In September last year, the Jammu and Kashmir Police declared Srinagar free of militants. In less than six months, the city had nine new recruits — the man who motivated them and got them to join militant ranks was believed to be Mohammad Abbas Sheikh, the militant commander killed in Srinagar on Monday.
One of the oldest militants in the Valley, who joined their ranks in 1996 and was the chief of The Resistance Front (TRF) since last year, Sheikh had kept the security forces on his toes due to his ability to maintain a low profile, melt away into crowds and motivate young men to join militancy. His name figured at the top among the list of 10 most wanted militant commanders, released by the Inspector General of Police (IGP), Kashmir.
“Though he would not take part in militant acts himself, he was the brain behind them, the man who generated ideas and gave the orders,” said a police officer, who has been closely associated with anti-militancy operations in the Valley.
On Tuesday, three more militants, all belonging to the TRF, were killed in an overnight gunfight in north Kashmir’s Sopore. Police believe the TRF to be a shadow group of the Lashkar-e-Toiba. With this, police said, 102 militants have been killed so far in the Valley this year. Of them, 39 have been killed since July 1 alone.
Sheikh was named in at least 27 militant attacks by police, including killing of policemen, Army personnel and a non-local businessman, Satpal Nischal.
A resident of Rampur village in South Kashmir’s Kulgam, Sheikh joined the Hizbul Mujahideen 25 years ago when he was just 20, and kept returning back to militant ranks despite being arrested twice. Held for the first time in 2004, he was released after a year. In 2007, he was arrested again and spent four years in jail. After his release, he was at home for three years, before going missing again in the spring of 2014.
“This time, he was a different militant,” said the police officer. “With his experience of 15 years, he had learnt how to escape the security radar, and that is why despite the mounting pressure, we had no success for seven years.”
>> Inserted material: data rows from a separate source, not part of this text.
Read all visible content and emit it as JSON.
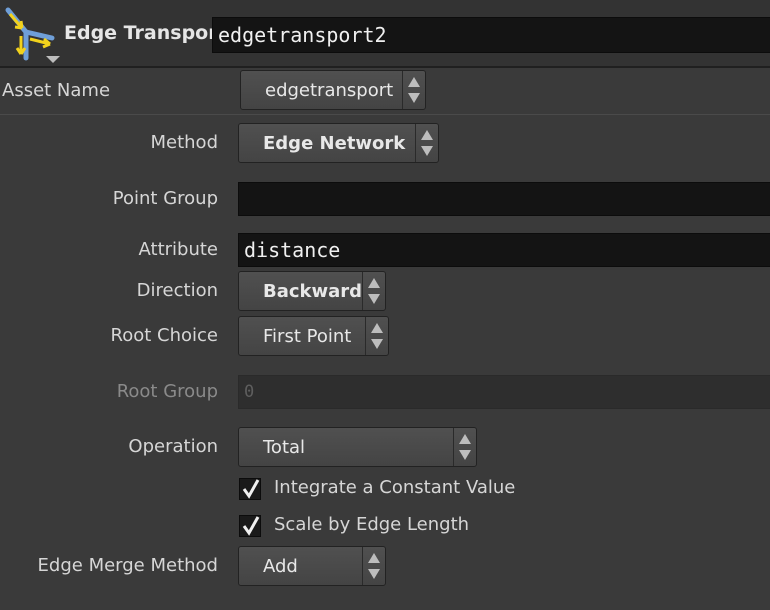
{
  "header": {
    "node_type_label": "Edge Transport",
    "node_name": "edgetransport2",
    "icon": "edge-transport-node-icon"
  },
  "asset": {
    "label": "Asset Name",
    "value": "edgetransport"
  },
  "params": {
    "method": {
      "label": "Method",
      "value": "Edge Network"
    },
    "point_group": {
      "label": "Point Group",
      "value": ""
    },
    "attribute": {
      "label": "Attribute",
      "value": "distance"
    },
    "direction": {
      "label": "Direction",
      "value": "Backward"
    },
    "root_choice": {
      "label": "Root Choice",
      "value": "First Point"
    },
    "root_group": {
      "label": "Root Group",
      "value": "0"
    },
    "operation": {
      "label": "Operation",
      "value": "Total"
    },
    "integrate_constant": {
      "label": "Integrate a Constant Value",
      "checked": true
    },
    "scale_by_edge": {
      "label": "Scale by Edge Length",
      "checked": true
    },
    "edge_merge": {
      "label": "Edge Merge Method",
      "value": "Add"
    }
  },
  "colors": {
    "background": "#3a3a3a",
    "field": "#141414",
    "icon_yellow": "#f2d21c",
    "icon_blue": "#6f9fd8"
  }
}
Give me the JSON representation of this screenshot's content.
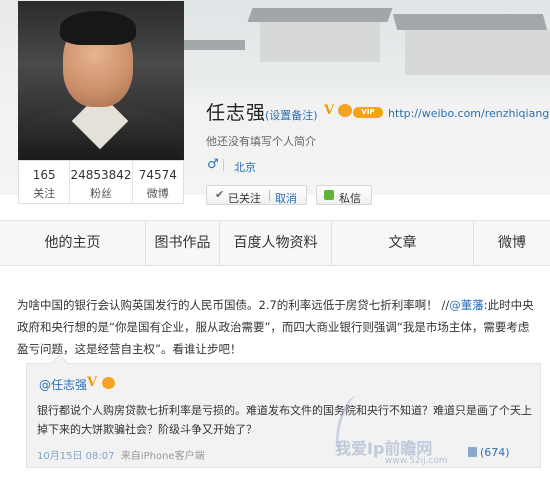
{
  "profile": {
    "name": "任志强",
    "remark": "(设置备注)",
    "vip_badge": "VIP",
    "url": "http://weibo.com/renzhiqiang",
    "intro": "他还没有填写个人简介",
    "gender_icon": "♂",
    "city": "北京",
    "stats": [
      {
        "value": "165",
        "label": "关注"
      },
      {
        "value": "24853842",
        "label": "粉丝"
      },
      {
        "value": "74574",
        "label": "微博"
      }
    ],
    "follow": {
      "check": "✔",
      "label": "已关注",
      "cancel": "取消"
    },
    "message_label": "私信"
  },
  "tabs": [
    "他的主页",
    "图书作品",
    "百度人物资料",
    "文章",
    "微博"
  ],
  "post": {
    "text_before": "为啥中国的银行会认购英国发行的人民币国债。2.7的利率远低于房贷七折利率啊！ //",
    "mention": "@董藩",
    "text_after": ":此时中央政府和央行想的是“你是国有企业，服从政治需要”，而四大商业银行则强调“我是市场主体，需要考虑盈亏问题，这是经营自主权”。看谁让步吧！"
  },
  "quote": {
    "author": "@任志强",
    "text": "银行都说个人购房贷款七折利率是亏损的。难道发布文件的国务院和央行不知道？难道只是画了个天上掉下来的大饼欺骗社会？阶级斗争又开始了？",
    "time": "10月15日 08:07",
    "source": "来自iPhone客户端",
    "likes": "(674)"
  },
  "watermark": {
    "text": "我爱Ip前瞻网",
    "sub": "www.52ij.com"
  },
  "colors": {
    "link": "#2b6fb6",
    "vip_orange": "#f6a21a",
    "message_green": "#5db43b"
  }
}
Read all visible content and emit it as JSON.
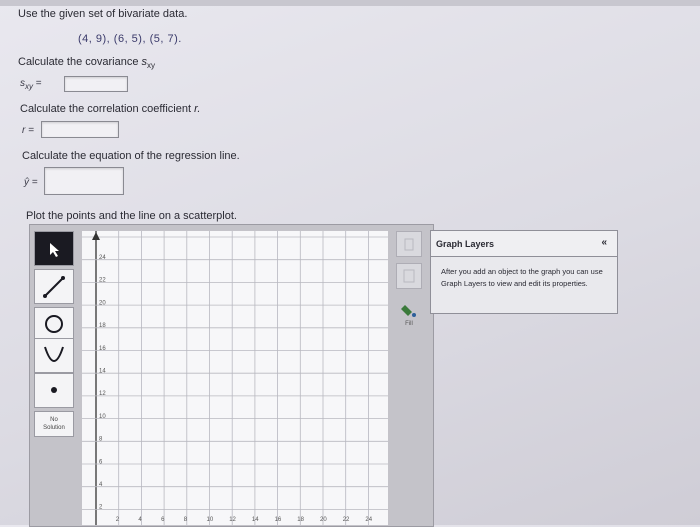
{
  "intro": "Use the given set of bivariate data.",
  "dataset": "(4, 9), (6, 5), (5, 7).",
  "covariance": {
    "prompt": "Calculate the covariance",
    "prompt_symbol": "s",
    "prompt_sub": "xy",
    "label": "s",
    "label_sub": "xy",
    "eq": "=",
    "value": ""
  },
  "correlation": {
    "prompt": "Calculate the correlation coefficient",
    "prompt_var": "r.",
    "label": "r =",
    "value": ""
  },
  "regression": {
    "prompt": "Calculate the equation of the regression line.",
    "label": "ŷ =",
    "value": ""
  },
  "plot_prompt": "Plot the points and the line on a scatterplot.",
  "toolbar": {
    "tools": [
      {
        "name": "pointer-tool-icon",
        "glyph": "↖",
        "selected": true
      },
      {
        "name": "line-tool-icon",
        "glyph": "↗",
        "selected": false
      },
      {
        "name": "circle-tool-icon",
        "glyph": "○",
        "selected": false
      },
      {
        "name": "parabola-tool-icon",
        "glyph": "∪",
        "selected": false
      },
      {
        "name": "point-tool-icon",
        "glyph": "•",
        "selected": false
      }
    ],
    "no_solution": [
      "No",
      "Solution"
    ]
  },
  "graph": {
    "y_ticks": [
      "24",
      "22",
      "20",
      "18",
      "16",
      "14",
      "12",
      "10",
      "8",
      "6",
      "4",
      "2"
    ],
    "x_ticks": [
      "2",
      "4",
      "6",
      "8",
      "10",
      "12",
      "14",
      "16",
      "18",
      "20",
      "22",
      "24"
    ],
    "fill_label": "Fill"
  },
  "layers": {
    "title": "Graph Layers",
    "collapse": "«",
    "body": "After you add an object to the graph you can use Graph Layers to view and edit its properties."
  },
  "colors": {
    "accent_text": "#3a3a6a",
    "selected_tool": "#1a1a22",
    "grid_line": "#b8b8c0"
  }
}
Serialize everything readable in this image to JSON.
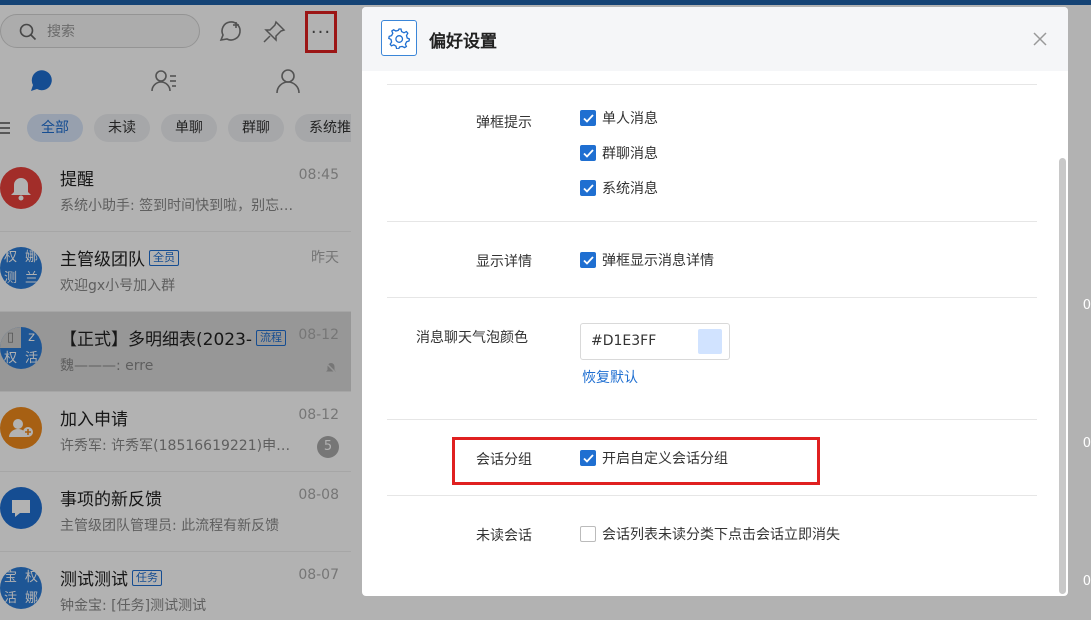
{
  "colors": {
    "accent": "#1f6fd1",
    "highlight": "#e02020",
    "bubble": "#D1E3FF"
  },
  "search": {
    "placeholder": "搜索"
  },
  "filters": [
    "全部",
    "未读",
    "单聊",
    "群聊",
    "系统推"
  ],
  "conversations": [
    {
      "name": "提醒",
      "tag": "",
      "time": "08:45",
      "preview": "系统小助手: 签到时间快到啦，别忘了打卡",
      "badge": ""
    },
    {
      "name": "主管级团队",
      "tag": "全员",
      "time": "昨天",
      "preview": "欢迎gx小号加入群",
      "badge": ""
    },
    {
      "name": "【正式】多明细表(2023-",
      "tag": "流程",
      "time": "08-12",
      "preview": "魏———: erre",
      "badge": ""
    },
    {
      "name": "加入申请",
      "tag": "",
      "time": "08-12",
      "preview": "许秀军: 许秀军(18516619221)申请加入",
      "badge": "5"
    },
    {
      "name": "事项的新反馈",
      "tag": "",
      "time": "08-08",
      "preview": "主管级团队管理员: 此流程有新反馈",
      "badge": ""
    },
    {
      "name": "测试测试",
      "tag": "任务",
      "time": "08-07",
      "preview": "钟金宝: [任务]测试测试",
      "badge": ""
    }
  ],
  "avatar_text": {
    "group": [
      "权",
      "娜",
      "测",
      "兰"
    ],
    "flow": [
      "z",
      "权",
      "活"
    ],
    "task": [
      "宝",
      "权",
      "活",
      "娜"
    ]
  },
  "dialog": {
    "title": "偏好设置",
    "popup_label": "弹框提示",
    "popup_options": [
      "单人消息",
      "群聊消息",
      "系统消息"
    ],
    "detail_label": "显示详情",
    "detail_option": "弹框显示消息详情",
    "bubble_label": "消息聊天气泡颜色",
    "bubble_value": "#D1E3FF",
    "reset": "恢复默认",
    "group_label": "会话分组",
    "group_option": "开启自定义会话分组",
    "unread_label": "未读会话",
    "unread_option": "会话列表未读分类下点击会话立即消失"
  },
  "right_edge": [
    "0",
    "0",
    "0"
  ]
}
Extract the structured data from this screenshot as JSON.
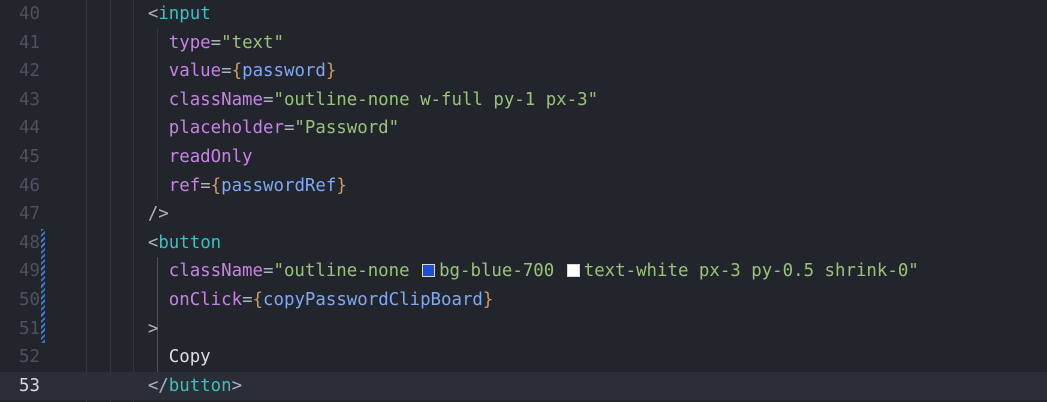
{
  "editor": {
    "current_line": 53,
    "lines": [
      {
        "n": "40",
        "text": "<input"
      },
      {
        "n": "41",
        "text": "type=\"text\""
      },
      {
        "n": "42",
        "text": "value={password}"
      },
      {
        "n": "43",
        "text": "className=\"outline-none w-full py-1 px-3\""
      },
      {
        "n": "44",
        "text": "placeholder=\"Password\""
      },
      {
        "n": "45",
        "text": "readOnly"
      },
      {
        "n": "46",
        "text": "ref={passwordRef}"
      },
      {
        "n": "47",
        "text": "/>"
      },
      {
        "n": "48",
        "text": "<button"
      },
      {
        "n": "49",
        "text": "className=\"outline-none bg-blue-700 text-white px-3 py-0.5 shrink-0\""
      },
      {
        "n": "50",
        "text": "onClick={copyPasswordClipBoard}"
      },
      {
        "n": "51",
        "text": ">"
      },
      {
        "n": "52",
        "text": "Copy"
      },
      {
        "n": "53",
        "text": "</button>"
      }
    ],
    "color_swatches": [
      {
        "class": "bg-blue-700",
        "color": "#1d4ed8"
      },
      {
        "class": "text-white",
        "color": "#ffffff"
      }
    ],
    "colors": {
      "background": "#22252b",
      "current_line": "#2a2e36",
      "line_number": "#4b5260",
      "tag": "#3cc0c2",
      "attribute": "#c882e6",
      "string": "#98c379",
      "brace": "#d19a66",
      "variable": "#7fa8f5",
      "modified_bar": "#3a7bd5"
    }
  }
}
After the unrest following Hizbul Mujahideen commander Burhan Wani’s killing in 2016, Sheikh shifted base from South Kashmir’s Kulgam to Srinagar city, and was said to have been often spotted in Batamaloo area. Last year, Sheikh switched over from the Hizbul Mujahideen to the TRF and became its chief.
“Several times, we laid a cordon to nab or kill him but he escaped,” another police officer said. The team that went in to arrest him Monday from Srinagar’s Alochi Bagh area, following a tip-off, was in civilian clothes. Sheikh was killed along with his deputy, Saqib Manzoor.
Police sources said apart from Sheikh, even his family has had a long association with militancy and that close to a dozen members have joined militant ranks and have been killed in gunfights, including his brothers and a nephew. His sister Naseema is under detention for allegedly helping militants.
The three militants killed in Sopore in an operation that began Monday night were identified as Faisal Fayaz and Rameez Ahmad of south Kashmir’s Shopian and Ghulam Mustafa Sheikh of Kupwara.
Police said they had received a tip-off on the presence of the three at Peth Seer village in Sopore, and a joint team of its men, Army and paramilitary forces were part of the operation. They had zeroed in on the three when they opened fire, resulting in a gunfight that ended Tuesday morning, police said.